Hastings, battle of, 1066. Fought on 14 October at what is now Battle (Sussex), where William the Conqueror ordered the construction of an abbey to commemorate his decisive victory over King Harold Godwineson. Much is obscure about the course of the battle, although several crucial features can be deduced from the Bayeux Tapestry and other contemporary sources. The core of Harold's army had marched south in under three weeks after its victory at Stamford Bridge. It must have been tired and was undoubtedly surprised by the speed at which William advanced to force battle. The two armies were probably almost evenly matched numerically, but William's contained cavalry, whereas Harold's did not. An apparent lack of archers made the English excessively passive. A mixture of genuine and feigned retreats by William's army appears to have disrupted the packed English forces by drawing them down from their defensive position on the ridge where the town of Battle now stands. King Harold's death, late in the day as the Normans poured through the English ranks, ensured that the battle would be decisive, despite attempts to organize English resistance around the young Edgar the Atheling.
David Richard Bates
Hastings, Battle of
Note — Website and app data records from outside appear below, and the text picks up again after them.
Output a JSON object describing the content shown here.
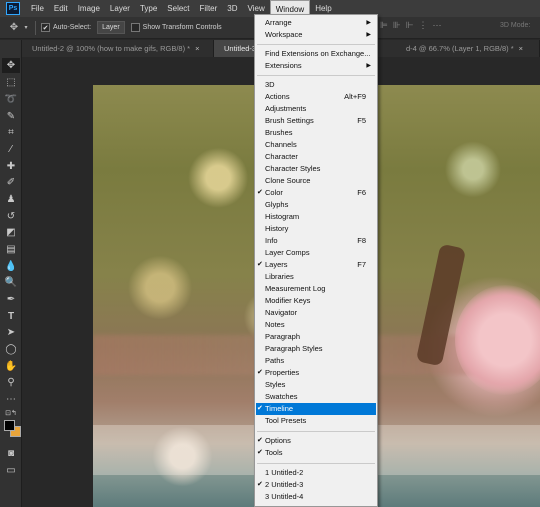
{
  "app": {
    "logo": "Ps"
  },
  "menubar": {
    "items": [
      "File",
      "Edit",
      "Image",
      "Layer",
      "Type",
      "Select",
      "Filter",
      "3D",
      "View",
      "Window",
      "Help"
    ],
    "active": "Window"
  },
  "options_bar": {
    "auto_select_label": "Auto-Select:",
    "auto_select_checked": true,
    "auto_select_value": "Layer",
    "show_transform_label": "Show Transform Controls",
    "show_transform_checked": false,
    "mode_3d_label": "3D Mode:"
  },
  "tabs": [
    {
      "label": "Untitled-2 @ 100% (how to make gifs, RGB/8) *",
      "active": false
    },
    {
      "label": "Untitled-3 @",
      "active": true
    },
    {
      "label": "d-4 @ 66.7% (Layer 1, RGB/8) *",
      "active": false
    }
  ],
  "tools": [
    "move-icon",
    "marquee-icon",
    "lasso-icon",
    "quick-select-icon",
    "crop-icon",
    "eyedropper-icon",
    "healing-icon",
    "brush-icon",
    "clone-stamp-icon",
    "history-brush-icon",
    "eraser-icon",
    "gradient-icon",
    "blur-icon",
    "dodge-icon",
    "pen-icon",
    "type-icon",
    "path-select-icon",
    "ellipse-icon",
    "hand-icon",
    "zoom-icon"
  ],
  "colors": {
    "foreground": "#000000",
    "background": "#e8a43a",
    "menu_highlight": "#0078d7"
  },
  "window_menu": {
    "items": [
      {
        "label": "Arrange",
        "submenu": true
      },
      {
        "label": "Workspace",
        "submenu": true
      },
      {
        "label": "Find Extensions on Exchange..."
      },
      {
        "label": "Extensions",
        "submenu": true
      },
      {
        "label": "3D"
      },
      {
        "label": "Actions",
        "shortcut": "Alt+F9"
      },
      {
        "label": "Adjustments"
      },
      {
        "label": "Brush Settings",
        "shortcut": "F5"
      },
      {
        "label": "Brushes"
      },
      {
        "label": "Channels"
      },
      {
        "label": "Character"
      },
      {
        "label": "Character Styles"
      },
      {
        "label": "Clone Source"
      },
      {
        "label": "Color",
        "shortcut": "F6",
        "checked": true
      },
      {
        "label": "Glyphs"
      },
      {
        "label": "Histogram"
      },
      {
        "label": "History"
      },
      {
        "label": "Info",
        "shortcut": "F8"
      },
      {
        "label": "Layer Comps"
      },
      {
        "label": "Layers",
        "shortcut": "F7",
        "checked": true
      },
      {
        "label": "Libraries"
      },
      {
        "label": "Measurement Log"
      },
      {
        "label": "Modifier Keys"
      },
      {
        "label": "Navigator"
      },
      {
        "label": "Notes"
      },
      {
        "label": "Paragraph"
      },
      {
        "label": "Paragraph Styles"
      },
      {
        "label": "Paths"
      },
      {
        "label": "Properties",
        "checked": true
      },
      {
        "label": "Styles"
      },
      {
        "label": "Swatches"
      },
      {
        "label": "Timeline",
        "checked": true,
        "highlighted": true
      },
      {
        "label": "Tool Presets"
      },
      {
        "label": "Options",
        "checked": true
      },
      {
        "label": "Tools",
        "checked": true
      },
      {
        "label": "1 Untitled-2"
      },
      {
        "label": "2 Untitled-3",
        "checked": true
      },
      {
        "label": "3 Untitled-4"
      }
    ]
  }
}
Hastings, Battle of a decisive battle which took place in 1066, on a ridge called Senlac, just north of the town of Hastings, East Sussex. William the Conqueror ( William I) defeated the forces of the Anglo-Saxon king Harold II; Harold died in the battle, leaving the way open for William to seize London and the vacant throne and leading to the subsequent Norman Conquest of England. Battle Abbey was founded by William to give thanks for his victory.